Task requirements - Every record shown below should be duplicated exactly.

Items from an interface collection

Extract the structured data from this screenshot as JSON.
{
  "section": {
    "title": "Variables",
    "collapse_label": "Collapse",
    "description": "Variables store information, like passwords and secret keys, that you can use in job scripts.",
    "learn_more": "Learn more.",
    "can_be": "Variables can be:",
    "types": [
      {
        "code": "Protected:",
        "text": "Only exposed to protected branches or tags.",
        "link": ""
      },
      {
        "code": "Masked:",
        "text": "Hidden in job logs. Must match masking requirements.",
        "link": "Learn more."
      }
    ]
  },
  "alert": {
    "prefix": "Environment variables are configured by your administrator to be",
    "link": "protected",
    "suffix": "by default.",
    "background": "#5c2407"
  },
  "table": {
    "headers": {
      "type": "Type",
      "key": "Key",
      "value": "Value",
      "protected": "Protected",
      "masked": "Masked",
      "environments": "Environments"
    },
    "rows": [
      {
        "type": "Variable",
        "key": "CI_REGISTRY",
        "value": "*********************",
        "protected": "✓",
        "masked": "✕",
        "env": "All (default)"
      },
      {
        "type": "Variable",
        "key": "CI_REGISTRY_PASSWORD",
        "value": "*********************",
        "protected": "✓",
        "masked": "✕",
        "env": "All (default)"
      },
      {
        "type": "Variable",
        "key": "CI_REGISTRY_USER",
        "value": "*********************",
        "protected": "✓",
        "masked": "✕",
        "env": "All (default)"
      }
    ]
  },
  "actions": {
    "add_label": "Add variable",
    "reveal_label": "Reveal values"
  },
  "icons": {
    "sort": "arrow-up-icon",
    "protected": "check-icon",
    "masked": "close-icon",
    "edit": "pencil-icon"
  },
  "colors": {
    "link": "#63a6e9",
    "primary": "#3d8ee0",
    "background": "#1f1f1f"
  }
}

Solved problem -
Extract the structured data from this screenshot as JSON.
{
  "section": {
    "title": "Variables",
    "collapse_label": "Collapse",
    "description": "Variables store information, like passwords and secret keys, that you can use in job scripts.",
    "learn_more": "Learn more.",
    "can_be": "Variables can be:",
    "types": [
      {
        "code": "Protected:",
        "text": "Only exposed to protected branches or tags.",
        "link": ""
      },
      {
        "code": "Masked:",
        "text": "Hidden in job logs. Must match masking requirements.",
        "link": "Learn more."
      }
    ]
  },
  "alert": {
    "prefix": "Environment variables are configured by your administrator to be",
    "link": "protected",
    "suffix": "by default.",
    "background": "#5c2407"
  },
  "table": {
    "headers": {
      "type": "Type",
      "key": "Key",
      "value": "Value",
      "protected": "Protected",
      "masked": "Masked",
      "environments": "Environments"
    },
    "rows": [
      {
        "type": "Variable",
        "key": "CI_REGISTRY",
        "value": "*********************",
        "protected": "✓",
        "masked": "✕",
        "env": "All (default)"
      },
      {
        "type": "Variable",
        "key": "CI_REGISTRY_PASSWORD",
        "value": "*********************",
        "protected": "✓",
        "masked": "✕",
        "env": "All (default)"
      },
      {
        "type": "Variable",
        "key": "CI_REGISTRY_USER",
        "value": "*********************",
        "protected": "✓",
        "masked": "✕",
        "env": "All (default)"
      }
    ]
  },
  "actions": {
    "add_label": "Add variable",
    "reveal_label": "Reveal values"
  },
  "icons": {
    "sort": "arrow-up-icon",
    "protected": "check-icon",
    "masked": "close-icon",
    "edit": "pencil-icon"
  },
  "colors": {
    "link": "#63a6e9",
    "primary": "#3d8ee0",
    "background": "#1f1f1f"
  }
}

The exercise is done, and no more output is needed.